◆ WHAT THE TASK REQUIRES ◆
Exactly as written, return every line of the data below apart from the pictures.

◆ Dataset excerpts ◆

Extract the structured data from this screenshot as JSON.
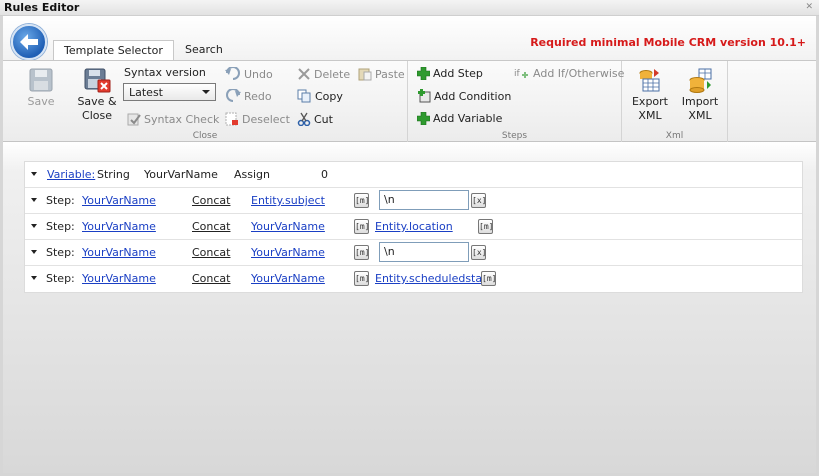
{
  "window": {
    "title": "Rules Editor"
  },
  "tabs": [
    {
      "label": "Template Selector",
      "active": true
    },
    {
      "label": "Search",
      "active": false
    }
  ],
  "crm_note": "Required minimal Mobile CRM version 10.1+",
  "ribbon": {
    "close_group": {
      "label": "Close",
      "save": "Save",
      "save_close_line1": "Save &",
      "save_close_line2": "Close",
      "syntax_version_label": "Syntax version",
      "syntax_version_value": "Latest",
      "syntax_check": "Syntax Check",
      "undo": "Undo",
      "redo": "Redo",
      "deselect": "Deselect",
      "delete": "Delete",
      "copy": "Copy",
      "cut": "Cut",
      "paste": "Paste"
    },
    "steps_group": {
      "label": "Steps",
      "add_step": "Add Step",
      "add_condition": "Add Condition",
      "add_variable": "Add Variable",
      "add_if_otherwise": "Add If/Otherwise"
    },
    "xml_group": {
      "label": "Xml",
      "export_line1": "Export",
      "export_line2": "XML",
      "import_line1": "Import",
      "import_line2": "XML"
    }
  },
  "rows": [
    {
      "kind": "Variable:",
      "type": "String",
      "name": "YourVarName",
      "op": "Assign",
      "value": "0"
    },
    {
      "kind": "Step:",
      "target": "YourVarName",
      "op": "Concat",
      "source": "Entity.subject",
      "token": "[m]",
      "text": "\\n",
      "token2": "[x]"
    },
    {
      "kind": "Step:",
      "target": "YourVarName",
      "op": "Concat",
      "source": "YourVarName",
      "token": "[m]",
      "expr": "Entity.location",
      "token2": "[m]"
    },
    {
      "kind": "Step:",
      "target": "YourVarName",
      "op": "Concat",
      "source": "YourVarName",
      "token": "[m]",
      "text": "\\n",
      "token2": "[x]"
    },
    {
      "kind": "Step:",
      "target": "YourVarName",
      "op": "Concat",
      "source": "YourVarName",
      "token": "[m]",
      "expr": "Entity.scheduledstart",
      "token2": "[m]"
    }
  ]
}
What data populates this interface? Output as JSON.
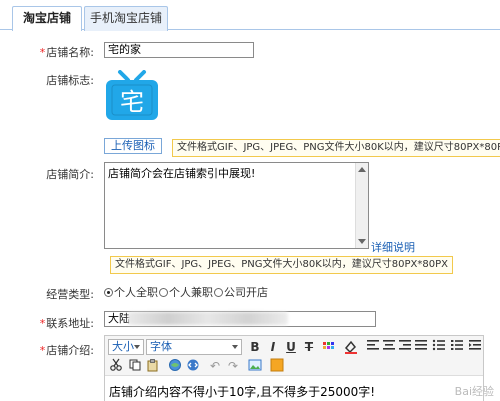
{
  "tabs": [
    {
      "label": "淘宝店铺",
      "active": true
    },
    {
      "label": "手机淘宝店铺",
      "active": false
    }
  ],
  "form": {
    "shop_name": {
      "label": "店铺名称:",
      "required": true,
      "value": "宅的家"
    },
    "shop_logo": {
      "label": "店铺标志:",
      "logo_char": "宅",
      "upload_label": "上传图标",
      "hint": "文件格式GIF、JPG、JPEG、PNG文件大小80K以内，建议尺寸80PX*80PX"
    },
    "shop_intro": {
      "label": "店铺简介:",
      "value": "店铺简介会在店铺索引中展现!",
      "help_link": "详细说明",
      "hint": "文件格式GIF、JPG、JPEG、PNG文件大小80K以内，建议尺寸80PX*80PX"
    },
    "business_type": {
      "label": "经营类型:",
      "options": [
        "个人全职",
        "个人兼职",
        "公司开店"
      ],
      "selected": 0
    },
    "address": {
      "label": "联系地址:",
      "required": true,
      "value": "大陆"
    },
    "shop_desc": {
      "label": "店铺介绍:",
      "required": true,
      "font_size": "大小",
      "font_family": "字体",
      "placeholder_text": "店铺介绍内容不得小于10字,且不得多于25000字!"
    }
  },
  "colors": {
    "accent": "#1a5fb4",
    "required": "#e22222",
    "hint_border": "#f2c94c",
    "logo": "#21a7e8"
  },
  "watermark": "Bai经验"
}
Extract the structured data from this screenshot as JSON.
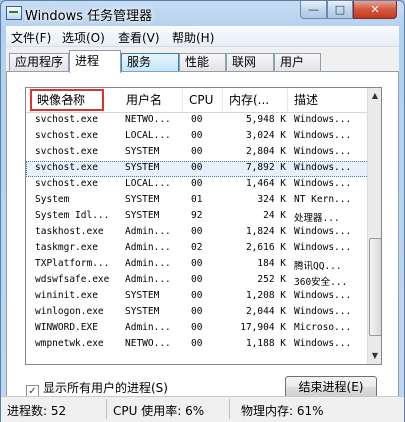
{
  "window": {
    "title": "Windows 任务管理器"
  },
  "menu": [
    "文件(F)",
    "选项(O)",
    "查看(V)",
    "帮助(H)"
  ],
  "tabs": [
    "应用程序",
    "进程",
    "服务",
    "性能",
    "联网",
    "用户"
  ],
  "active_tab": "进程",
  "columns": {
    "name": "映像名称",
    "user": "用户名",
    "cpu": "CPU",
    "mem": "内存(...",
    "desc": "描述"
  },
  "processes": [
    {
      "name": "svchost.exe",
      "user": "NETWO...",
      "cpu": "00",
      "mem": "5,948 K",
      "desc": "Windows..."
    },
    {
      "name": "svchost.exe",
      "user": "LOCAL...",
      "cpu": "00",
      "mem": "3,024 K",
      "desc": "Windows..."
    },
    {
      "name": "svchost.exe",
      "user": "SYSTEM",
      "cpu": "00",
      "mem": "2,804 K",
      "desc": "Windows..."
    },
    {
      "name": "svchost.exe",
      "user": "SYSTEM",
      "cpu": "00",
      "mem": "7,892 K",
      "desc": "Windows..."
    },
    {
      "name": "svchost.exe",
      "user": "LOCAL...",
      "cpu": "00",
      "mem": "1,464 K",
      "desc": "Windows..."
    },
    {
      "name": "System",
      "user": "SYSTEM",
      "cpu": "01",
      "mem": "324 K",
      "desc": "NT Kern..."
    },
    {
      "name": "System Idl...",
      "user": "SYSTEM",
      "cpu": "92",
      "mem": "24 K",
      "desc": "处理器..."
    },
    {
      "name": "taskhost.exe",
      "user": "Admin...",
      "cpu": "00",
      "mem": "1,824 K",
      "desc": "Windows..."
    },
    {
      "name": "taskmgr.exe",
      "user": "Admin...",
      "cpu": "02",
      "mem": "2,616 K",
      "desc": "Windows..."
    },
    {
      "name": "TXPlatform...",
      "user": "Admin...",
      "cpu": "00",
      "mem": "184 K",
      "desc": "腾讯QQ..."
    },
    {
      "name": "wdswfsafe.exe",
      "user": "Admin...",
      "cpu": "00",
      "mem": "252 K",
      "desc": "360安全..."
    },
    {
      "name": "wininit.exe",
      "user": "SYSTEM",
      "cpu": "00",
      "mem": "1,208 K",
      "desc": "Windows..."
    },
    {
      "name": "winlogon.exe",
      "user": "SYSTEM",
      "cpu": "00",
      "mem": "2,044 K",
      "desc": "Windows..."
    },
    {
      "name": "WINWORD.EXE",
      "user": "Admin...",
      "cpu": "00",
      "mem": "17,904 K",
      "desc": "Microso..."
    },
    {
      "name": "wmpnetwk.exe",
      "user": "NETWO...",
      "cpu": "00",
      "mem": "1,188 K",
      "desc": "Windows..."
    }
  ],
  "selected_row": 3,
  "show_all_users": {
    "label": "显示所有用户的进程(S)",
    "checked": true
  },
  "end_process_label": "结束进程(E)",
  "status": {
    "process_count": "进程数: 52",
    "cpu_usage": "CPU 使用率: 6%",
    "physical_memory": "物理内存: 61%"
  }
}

◆ SOLUTION TO THIS TASK ◆
Extract the structured data from this screenshot as JSON.
{
  "window": {
    "title": "Rules Editor"
  },
  "tabs": [
    {
      "label": "Template Selector",
      "active": true
    },
    {
      "label": "Search",
      "active": false
    }
  ],
  "crm_note": "Required minimal Mobile CRM version 10.1+",
  "ribbon": {
    "close_group": {
      "label": "Close",
      "save": "Save",
      "save_close_line1": "Save &",
      "save_close_line2": "Close",
      "syntax_version_label": "Syntax version",
      "syntax_version_value": "Latest",
      "syntax_check": "Syntax Check",
      "undo": "Undo",
      "redo": "Redo",
      "deselect": "Deselect",
      "delete": "Delete",
      "copy": "Copy",
      "cut": "Cut",
      "paste": "Paste"
    },
    "steps_group": {
      "label": "Steps",
      "add_step": "Add Step",
      "add_condition": "Add Condition",
      "add_variable": "Add Variable",
      "add_if_otherwise": "Add If/Otherwise"
    },
    "xml_group": {
      "label": "Xml",
      "export_line1": "Export",
      "export_line2": "XML",
      "import_line1": "Import",
      "import_line2": "XML"
    }
  },
  "rows": [
    {
      "kind": "Variable:",
      "type": "String",
      "name": "YourVarName",
      "op": "Assign",
      "value": "0"
    },
    {
      "kind": "Step:",
      "target": "YourVarName",
      "op": "Concat",
      "source": "Entity.subject",
      "token": "[m]",
      "text": "\\n",
      "token2": "[x]"
    },
    {
      "kind": "Step:",
      "target": "YourVarName",
      "op": "Concat",
      "source": "YourVarName",
      "token": "[m]",
      "expr": "Entity.location",
      "token2": "[m]"
    },
    {
      "kind": "Step:",
      "target": "YourVarName",
      "op": "Concat",
      "source": "YourVarName",
      "token": "[m]",
      "text": "\\n",
      "token2": "[x]"
    },
    {
      "kind": "Step:",
      "target": "YourVarName",
      "op": "Concat",
      "source": "YourVarName",
      "token": "[m]",
      "expr": "Entity.scheduledstart",
      "token2": "[m]"
    }
  ]
}
What data populates this interface? Output as JSON.
{
  "tabs": [
    {
      "label": "淘宝店铺",
      "active": true
    },
    {
      "label": "手机淘宝店铺",
      "active": false
    }
  ],
  "form": {
    "shop_name": {
      "label": "店铺名称:",
      "required": true,
      "value": "宅的家"
    },
    "shop_logo": {
      "label": "店铺标志:",
      "logo_char": "宅",
      "upload_label": "上传图标",
      "hint": "文件格式GIF、JPG、JPEG、PNG文件大小80K以内，建议尺寸80PX*80PX"
    },
    "shop_intro": {
      "label": "店铺简介:",
      "value": "店铺简介会在店铺索引中展现!",
      "help_link": "详细说明",
      "hint": "文件格式GIF、JPG、JPEG、PNG文件大小80K以内，建议尺寸80PX*80PX"
    },
    "business_type": {
      "label": "经营类型:",
      "options": [
        "个人全职",
        "个人兼职",
        "公司开店"
      ],
      "selected": 0
    },
    "address": {
      "label": "联系地址:",
      "required": true,
      "value": "大陆"
    },
    "shop_desc": {
      "label": "店铺介绍:",
      "required": true,
      "font_size": "大小",
      "font_family": "字体",
      "placeholder_text": "店铺介绍内容不得小于10字,且不得多于25000字!"
    }
  },
  "colors": {
    "accent": "#1a5fb4",
    "required": "#e22222",
    "hint_border": "#f2c94c",
    "logo": "#21a7e8"
  },
  "watermark": "Bai经验"
}
Extract the structured data from this screenshot as JSON.
{
  "window": {
    "title": "Windows 任务管理器"
  },
  "menu": [
    "文件(F)",
    "选项(O)",
    "查看(V)",
    "帮助(H)"
  ],
  "tabs": [
    "应用程序",
    "进程",
    "服务",
    "性能",
    "联网",
    "用户"
  ],
  "active_tab": "进程",
  "columns": {
    "name": "映像名称",
    "user": "用户名",
    "cpu": "CPU",
    "mem": "内存(...",
    "desc": "描述"
  },
  "processes": [
    {
      "name": "svchost.exe",
      "user": "NETWO...",
      "cpu": "00",
      "mem": "5,948 K",
      "desc": "Windows..."
    },
    {
      "name": "svchost.exe",
      "user": "LOCAL...",
      "cpu": "00",
      "mem": "3,024 K",
      "desc": "Windows..."
    },
    {
      "name": "svchost.exe",
      "user": "SYSTEM",
      "cpu": "00",
      "mem": "2,804 K",
      "desc": "Windows..."
    },
    {
      "name": "svchost.exe",
      "user": "SYSTEM",
      "cpu": "00",
      "mem": "7,892 K",
      "desc": "Windows..."
    },
    {
      "name": "svchost.exe",
      "user": "LOCAL...",
      "cpu": "00",
      "mem": "1,464 K",
      "desc": "Windows..."
    },
    {
      "name": "System",
      "user": "SYSTEM",
      "cpu": "01",
      "mem": "324 K",
      "desc": "NT Kern..."
    },
    {
      "name": "System Idl...",
      "user": "SYSTEM",
      "cpu": "92",
      "mem": "24 K",
      "desc": "处理器..."
    },
    {
      "name": "taskhost.exe",
      "user": "Admin...",
      "cpu": "00",
      "mem": "1,824 K",
      "desc": "Windows..."
    },
    {
      "name": "taskmgr.exe",
      "user": "Admin...",
      "cpu": "02",
      "mem": "2,616 K",
      "desc": "Windows..."
    },
    {
      "name": "TXPlatform...",
      "user": "Admin...",
      "cpu": "00",
      "mem": "184 K",
      "desc": "腾讯QQ..."
    },
    {
      "name": "wdswfsafe.exe",
      "user": "Admin...",
      "cpu": "00",
      "mem": "252 K",
      "desc": "360安全..."
    },
    {
      "name": "wininit.exe",
      "user": "SYSTEM",
      "cpu": "00",
      "mem": "1,208 K",
      "desc": "Windows..."
    },
    {
      "name": "winlogon.exe",
      "user": "SYSTEM",
      "cpu": "00",
      "mem": "2,044 K",
      "desc": "Windows..."
    },
    {
      "name": "WINWORD.EXE",
      "user": "Admin...",
      "cpu": "00",
      "mem": "17,904 K",
      "desc": "Microso..."
    },
    {
      "name": "wmpnetwk.exe",
      "user": "NETWO...",
      "cpu": "00",
      "mem": "1,188 K",
      "desc": "Windows..."
    }
  ],
  "selected_row": 3,
  "show_all_users": {
    "label": "显示所有用户的进程(S)",
    "checked": true
  },
  "end_process_label": "结束进程(E)",
  "status": {
    "process_count": "进程数: 52",
    "cpu_usage": "CPU 使用率: 6%",
    "physical_memory": "物理内存: 61%"
  }
}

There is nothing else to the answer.